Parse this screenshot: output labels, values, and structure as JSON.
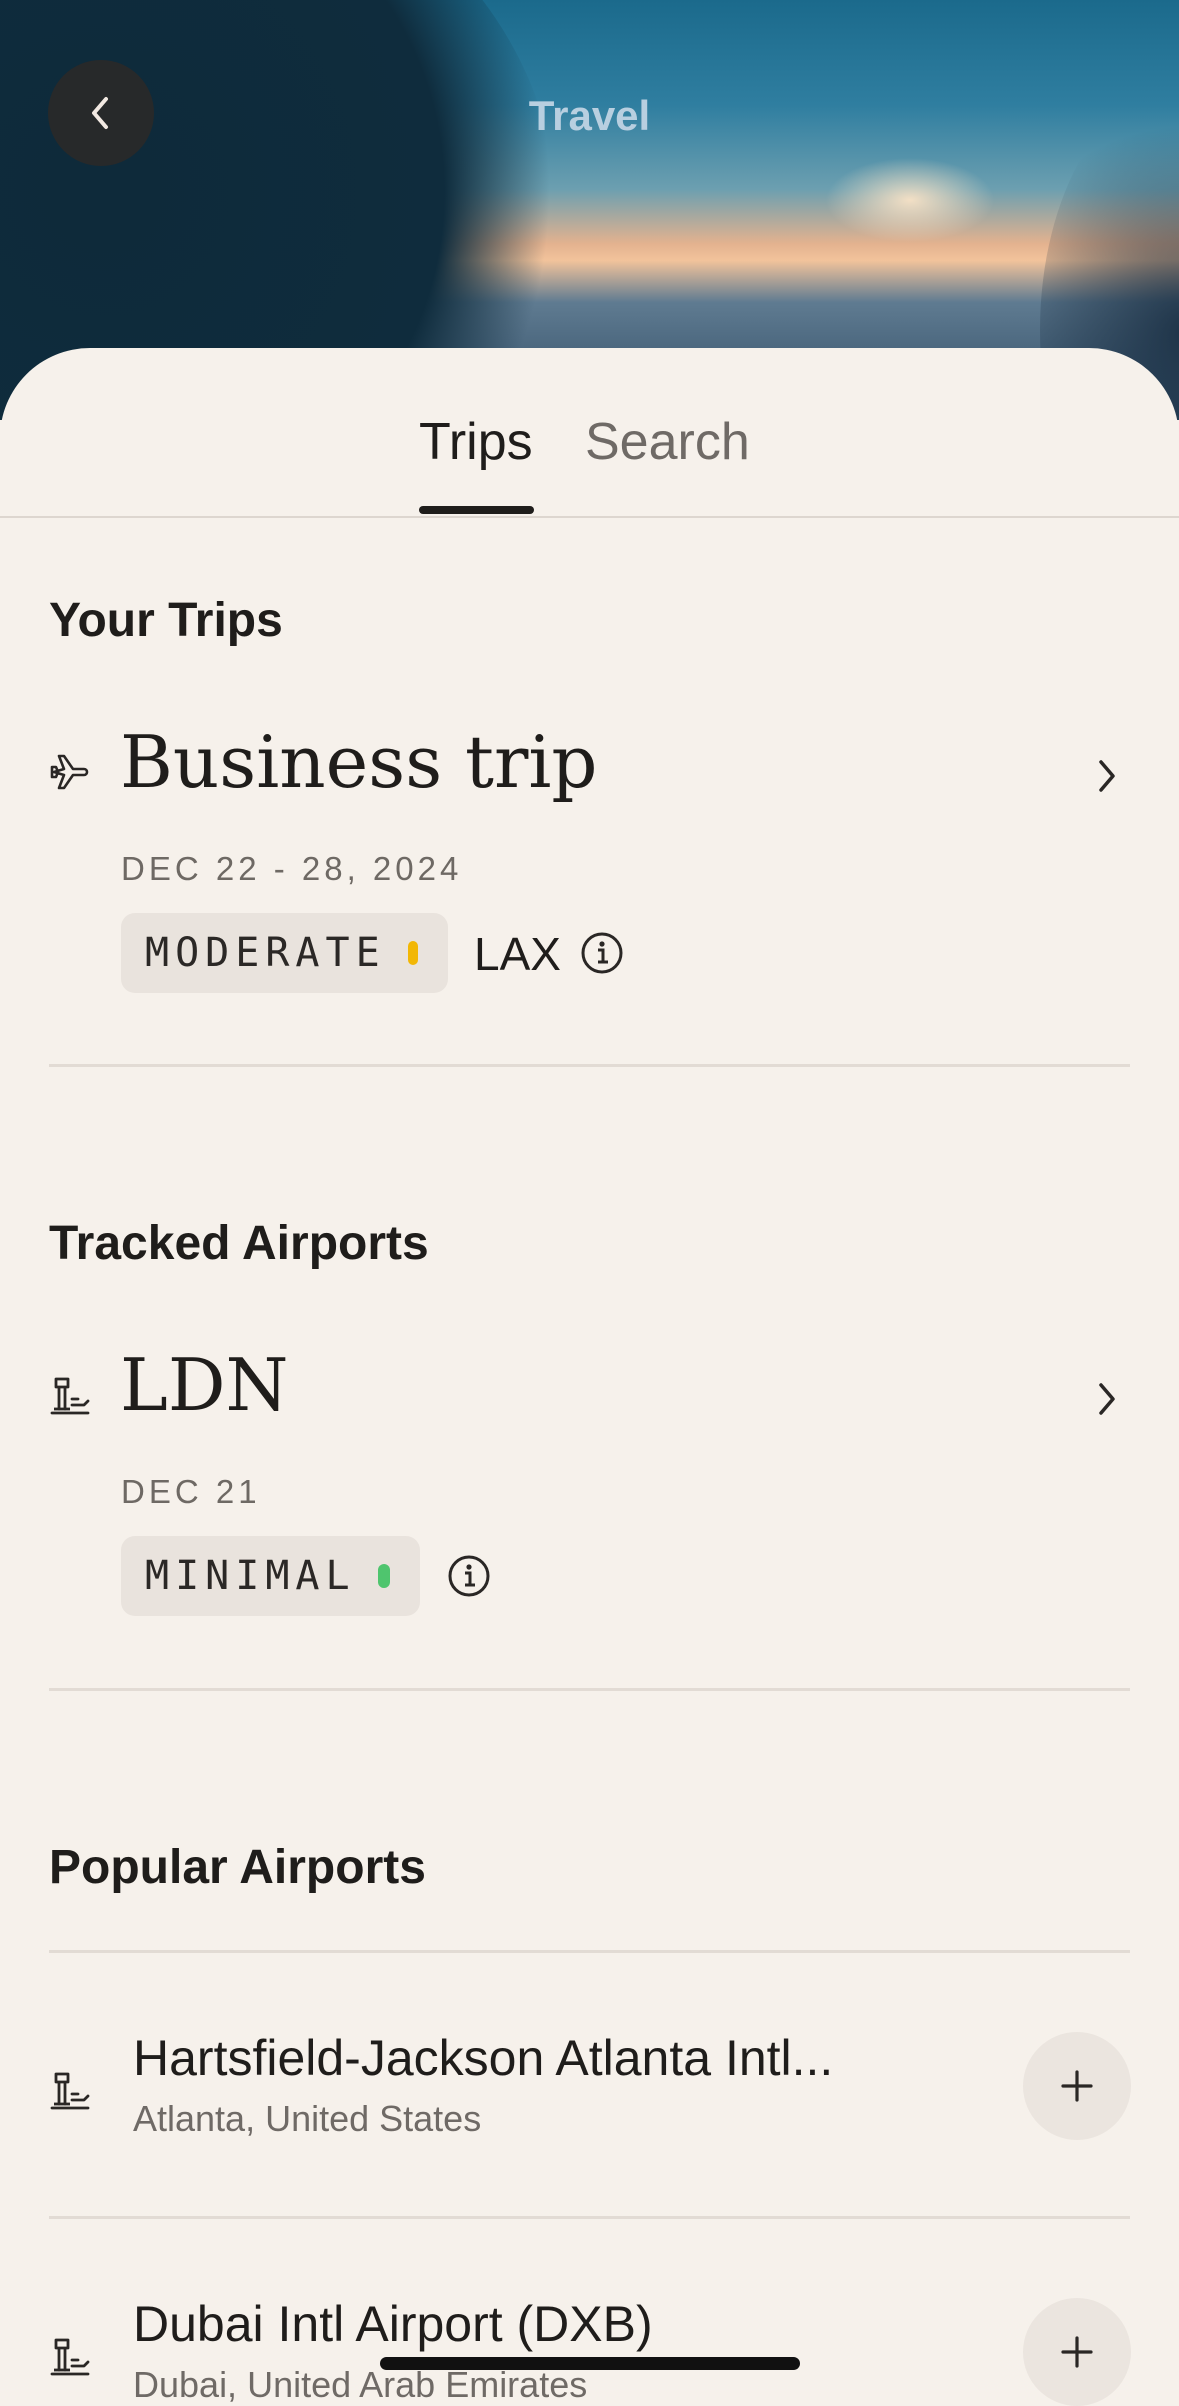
{
  "header": {
    "title": "Travel",
    "back_icon": "chevron-left-icon"
  },
  "tabs": [
    {
      "label": "Trips",
      "active": true
    },
    {
      "label": "Search",
      "active": false
    }
  ],
  "your_trips": {
    "heading": "Your Trips",
    "trip": {
      "icon": "plane-icon",
      "title": "Business trip",
      "dates": "DEC 22 - 28, 2024",
      "status": "MODERATE",
      "status_color": "#f2b705",
      "airport": "LAX"
    }
  },
  "tracked_airports": {
    "heading": "Tracked Airports",
    "airport": {
      "icon": "airport-tower-icon",
      "code": "LDN",
      "date": "DEC 21",
      "status": "MINIMAL",
      "status_color": "#4fc56e"
    }
  },
  "popular_airports": {
    "heading": "Popular Airports",
    "items": [
      {
        "name": "Hartsfield-Jackson Atlanta Intl...",
        "location": "Atlanta, United States"
      },
      {
        "name": "Dubai Intl Airport (DXB)",
        "location": "Dubai, United Arab Emirates"
      }
    ]
  }
}
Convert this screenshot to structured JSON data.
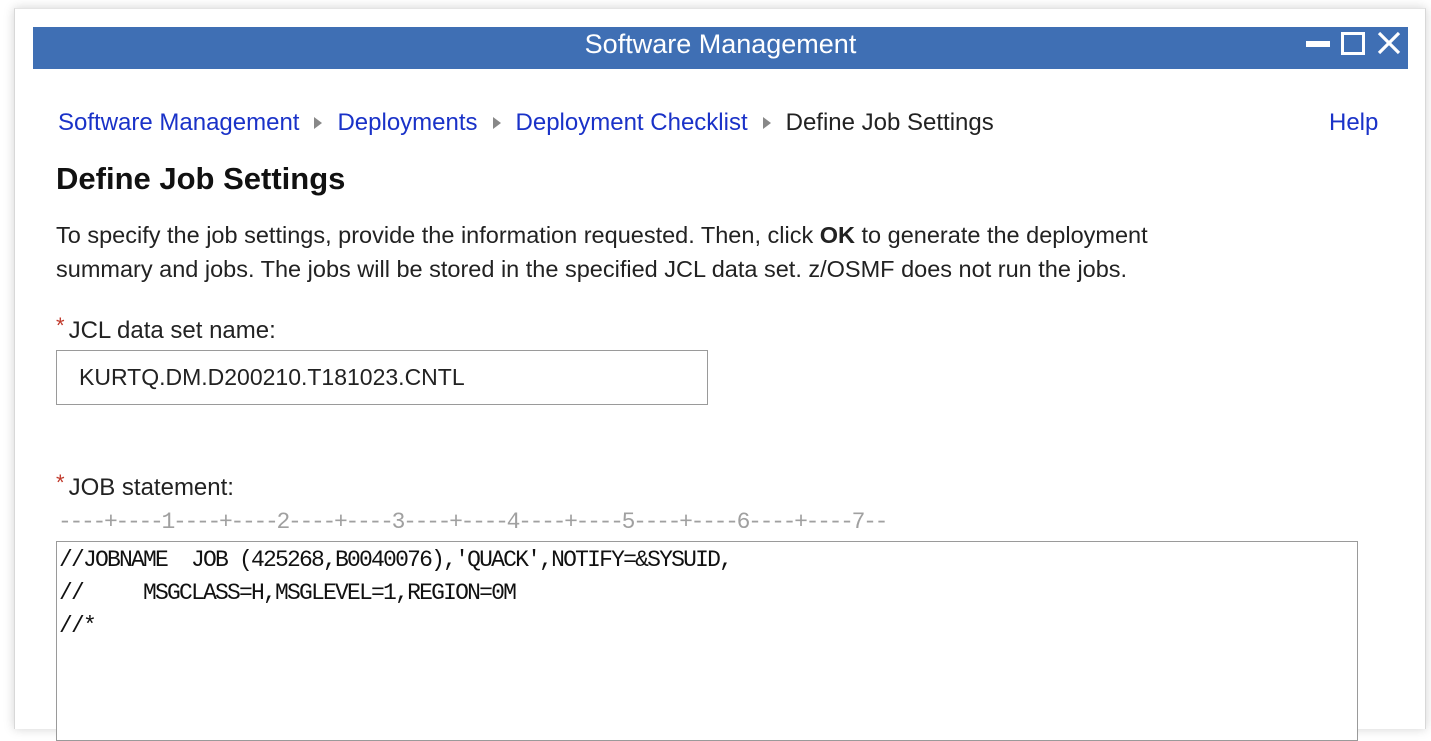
{
  "window": {
    "title": "Software Management",
    "controls": {
      "minimize_icon": "minimize-icon",
      "maximize_icon": "maximize-icon",
      "close_icon": "close-icon"
    },
    "titlebar_color": "#3f6fb4"
  },
  "breadcrumb": {
    "items": [
      {
        "label": "Software Management",
        "link": true
      },
      {
        "label": "Deployments",
        "link": true
      },
      {
        "label": "Deployment Checklist",
        "link": true
      },
      {
        "label": "Define Job Settings",
        "link": false
      }
    ],
    "separator_icon": "triangle-right-icon"
  },
  "help_label": "Help",
  "page_title": "Define Job Settings",
  "intro": {
    "before_bold": "To specify the job settings, provide the information requested. Then, click ",
    "bold": "OK",
    "line1_after": " to generate the deployment",
    "line2": "summary and jobs. The jobs will be stored in the specified JCL data set. z/OSMF does not run the jobs."
  },
  "required_marker": "*",
  "jcl_field": {
    "label": "JCL data set name:",
    "value": "KURTQ.DM.D200210.T181023.CNTL"
  },
  "job_field": {
    "label": "JOB statement:",
    "ruler": "----+----1----+----2----+----3----+----4----+----5----+----6----+----7--",
    "lines": [
      "//JOBNAME  JOB (425268,B0040076),'QUACK',NOTIFY=&SYSUID,",
      "//     MSGCLASS=H,MSGLEVEL=1,REGION=0M",
      "//*"
    ]
  },
  "colors": {
    "link": "#1a32c8",
    "required": "#c0392b",
    "ruler": "#a0a0a0"
  }
}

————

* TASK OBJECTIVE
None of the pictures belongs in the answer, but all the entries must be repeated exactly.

* SOLUTION TO THIS TASK
Parse this screenshot: output labels, values, and structure as JSON.
{
  "header": {
    "title": "Travel",
    "back_icon": "chevron-left-icon"
  },
  "tabs": [
    {
      "label": "Trips",
      "active": true
    },
    {
      "label": "Search",
      "active": false
    }
  ],
  "your_trips": {
    "heading": "Your Trips",
    "trip": {
      "icon": "plane-icon",
      "title": "Business trip",
      "dates": "DEC 22 - 28, 2024",
      "status": "MODERATE",
      "status_color": "#f2b705",
      "airport": "LAX"
    }
  },
  "tracked_airports": {
    "heading": "Tracked Airports",
    "airport": {
      "icon": "airport-tower-icon",
      "code": "LDN",
      "date": "DEC 21",
      "status": "MINIMAL",
      "status_color": "#4fc56e"
    }
  },
  "popular_airports": {
    "heading": "Popular Airports",
    "items": [
      {
        "name": "Hartsfield-Jackson Atlanta Intl...",
        "location": "Atlanta, United States"
      },
      {
        "name": "Dubai Intl Airport (DXB)",
        "location": "Dubai, United Arab Emirates"
      }
    ]
  }
}
Convert this screenshot to structured JSON data.
{
  "window": {
    "title": "Software Management",
    "controls": {
      "minimize_icon": "minimize-icon",
      "maximize_icon": "maximize-icon",
      "close_icon": "close-icon"
    },
    "titlebar_color": "#3f6fb4"
  },
  "breadcrumb": {
    "items": [
      {
        "label": "Software Management",
        "link": true
      },
      {
        "label": "Deployments",
        "link": true
      },
      {
        "label": "Deployment Checklist",
        "link": true
      },
      {
        "label": "Define Job Settings",
        "link": false
      }
    ],
    "separator_icon": "triangle-right-icon"
  },
  "help_label": "Help",
  "page_title": "Define Job Settings",
  "intro": {
    "before_bold": "To specify the job settings, provide the information requested. Then, click ",
    "bold": "OK",
    "line1_after": " to generate the deployment",
    "line2": "summary and jobs. The jobs will be stored in the specified JCL data set. z/OSMF does not run the jobs."
  },
  "required_marker": "*",
  "jcl_field": {
    "label": "JCL data set name:",
    "value": "KURTQ.DM.D200210.T181023.CNTL"
  },
  "job_field": {
    "label": "JOB statement:",
    "ruler": "----+----1----+----2----+----3----+----4----+----5----+----6----+----7--",
    "lines": [
      "//JOBNAME  JOB (425268,B0040076),'QUACK',NOTIFY=&SYSUID,",
      "//     MSGCLASS=H,MSGLEVEL=1,REGION=0M",
      "//*"
    ]
  },
  "colors": {
    "link": "#1a32c8",
    "required": "#c0392b",
    "ruler": "#a0a0a0"
  }
}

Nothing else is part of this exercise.